Requirement — Return each entry precisely as it appears below.

Interface dataset entries

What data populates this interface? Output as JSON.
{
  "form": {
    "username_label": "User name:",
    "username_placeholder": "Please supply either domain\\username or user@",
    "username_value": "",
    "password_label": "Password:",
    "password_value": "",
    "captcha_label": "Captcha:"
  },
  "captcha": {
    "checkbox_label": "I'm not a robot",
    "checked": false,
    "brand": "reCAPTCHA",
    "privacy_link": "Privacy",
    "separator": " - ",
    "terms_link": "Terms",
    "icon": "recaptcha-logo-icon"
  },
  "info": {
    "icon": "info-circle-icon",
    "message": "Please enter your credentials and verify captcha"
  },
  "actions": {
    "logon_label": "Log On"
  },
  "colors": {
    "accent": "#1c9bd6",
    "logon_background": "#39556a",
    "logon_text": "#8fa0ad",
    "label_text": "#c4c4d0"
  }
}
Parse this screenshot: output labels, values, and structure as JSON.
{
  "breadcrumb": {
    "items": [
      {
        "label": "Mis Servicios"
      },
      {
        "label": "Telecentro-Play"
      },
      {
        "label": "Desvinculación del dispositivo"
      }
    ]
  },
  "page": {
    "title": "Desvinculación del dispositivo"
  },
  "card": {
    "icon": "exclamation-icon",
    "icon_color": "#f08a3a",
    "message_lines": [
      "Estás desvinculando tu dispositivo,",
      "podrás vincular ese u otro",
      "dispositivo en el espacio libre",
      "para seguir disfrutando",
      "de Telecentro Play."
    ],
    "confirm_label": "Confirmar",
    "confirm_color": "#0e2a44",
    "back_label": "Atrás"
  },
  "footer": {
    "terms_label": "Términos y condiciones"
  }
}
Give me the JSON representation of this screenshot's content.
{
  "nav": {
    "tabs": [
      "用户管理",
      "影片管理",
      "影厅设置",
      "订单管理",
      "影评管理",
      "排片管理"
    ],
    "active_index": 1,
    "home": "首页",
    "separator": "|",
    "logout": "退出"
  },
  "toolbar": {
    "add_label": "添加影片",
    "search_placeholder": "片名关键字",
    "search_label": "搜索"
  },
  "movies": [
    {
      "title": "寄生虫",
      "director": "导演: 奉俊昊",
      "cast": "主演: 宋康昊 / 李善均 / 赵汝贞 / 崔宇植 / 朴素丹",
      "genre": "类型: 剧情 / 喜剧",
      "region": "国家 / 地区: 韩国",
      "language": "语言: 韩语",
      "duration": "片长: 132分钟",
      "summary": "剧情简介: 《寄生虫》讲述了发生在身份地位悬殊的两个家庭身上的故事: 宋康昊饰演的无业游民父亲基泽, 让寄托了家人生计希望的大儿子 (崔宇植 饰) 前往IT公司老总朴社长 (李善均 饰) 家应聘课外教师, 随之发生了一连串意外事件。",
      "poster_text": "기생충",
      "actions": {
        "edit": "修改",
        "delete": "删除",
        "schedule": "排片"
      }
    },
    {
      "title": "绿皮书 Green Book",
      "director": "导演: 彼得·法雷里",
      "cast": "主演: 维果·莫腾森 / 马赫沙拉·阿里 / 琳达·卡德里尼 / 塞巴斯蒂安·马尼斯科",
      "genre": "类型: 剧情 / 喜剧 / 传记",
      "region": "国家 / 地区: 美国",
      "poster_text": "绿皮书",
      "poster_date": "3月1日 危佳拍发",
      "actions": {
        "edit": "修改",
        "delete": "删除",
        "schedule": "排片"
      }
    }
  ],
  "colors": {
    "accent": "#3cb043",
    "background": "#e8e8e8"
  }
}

Result of the task —
What data populates this interface? Output as JSON.
{
  "form": {
    "username_label": "User name:",
    "username_placeholder": "Please supply either domain\\username or user@",
    "username_value": "",
    "password_label": "Password:",
    "password_value": "",
    "captcha_label": "Captcha:"
  },
  "captcha": {
    "checkbox_label": "I'm not a robot",
    "checked": false,
    "brand": "reCAPTCHA",
    "privacy_link": "Privacy",
    "separator": " - ",
    "terms_link": "Terms",
    "icon": "recaptcha-logo-icon"
  },
  "info": {
    "icon": "info-circle-icon",
    "message": "Please enter your credentials and verify captcha"
  },
  "actions": {
    "logon_label": "Log On"
  },
  "colors": {
    "accent": "#1c9bd6",
    "logon_background": "#39556a",
    "logon_text": "#8fa0ad",
    "label_text": "#c4c4d0"
  }
}
Parse this screenshot: output labels, values, and structure as JSON.
{
  "breadcrumb": {
    "items": [
      {
        "label": "Mis Servicios"
      },
      {
        "label": "Telecentro-Play"
      },
      {
        "label": "Desvinculación del dispositivo"
      }
    ]
  },
  "page": {
    "title": "Desvinculación del dispositivo"
  },
  "card": {
    "icon": "exclamation-icon",
    "icon_color": "#f08a3a",
    "message_lines": [
      "Estás desvinculando tu dispositivo,",
      "podrás vincular ese u otro",
      "dispositivo en el espacio libre",
      "para seguir disfrutando",
      "de Telecentro Play."
    ],
    "confirm_label": "Confirmar",
    "confirm_color": "#0e2a44",
    "back_label": "Atrás"
  },
  "footer": {
    "terms_label": "Términos y condiciones"
  }
}
Give me the JSON representation of this screenshot's content.
{
  "nav": {
    "tabs": [
      "用户管理",
      "影片管理",
      "影厅设置",
      "订单管理",
      "影评管理",
      "排片管理"
    ],
    "active_index": 1,
    "home": "首页",
    "separator": "|",
    "logout": "退出"
  },
  "toolbar": {
    "add_label": "添加影片",
    "search_placeholder": "片名关键字",
    "search_label": "搜索"
  },
  "movies": [
    {
      "title": "寄生虫",
      "director": "导演: 奉俊昊",
      "cast": "主演: 宋康昊 / 李善均 / 赵汝贞 / 崔宇植 / 朴素丹",
      "genre": "类型: 剧情 / 喜剧",
      "region": "国家 / 地区: 韩国",
      "language": "语言: 韩语",
      "duration": "片长: 132分钟",
      "summary": "剧情简介: 《寄生虫》讲述了发生在身份地位悬殊的两个家庭身上的故事: 宋康昊饰演的无业游民父亲基泽, 让寄托了家人生计希望的大儿子 (崔宇植 饰) 前往IT公司老总朴社长 (李善均 饰) 家应聘课外教师, 随之发生了一连串意外事件。",
      "poster_text": "기생충",
      "actions": {
        "edit": "修改",
        "delete": "删除",
        "schedule": "排片"
      }
    },
    {
      "title": "绿皮书 Green Book",
      "director": "导演: 彼得·法雷里",
      "cast": "主演: 维果·莫腾森 / 马赫沙拉·阿里 / 琳达·卡德里尼 / 塞巴斯蒂安·马尼斯科",
      "genre": "类型: 剧情 / 喜剧 / 传记",
      "region": "国家 / 地区: 美国",
      "poster_text": "绿皮书",
      "poster_date": "3月1日 危佳拍发",
      "actions": {
        "edit": "修改",
        "delete": "删除",
        "schedule": "排片"
      }
    }
  ],
  "colors": {
    "accent": "#3cb043",
    "background": "#e8e8e8"
  }
}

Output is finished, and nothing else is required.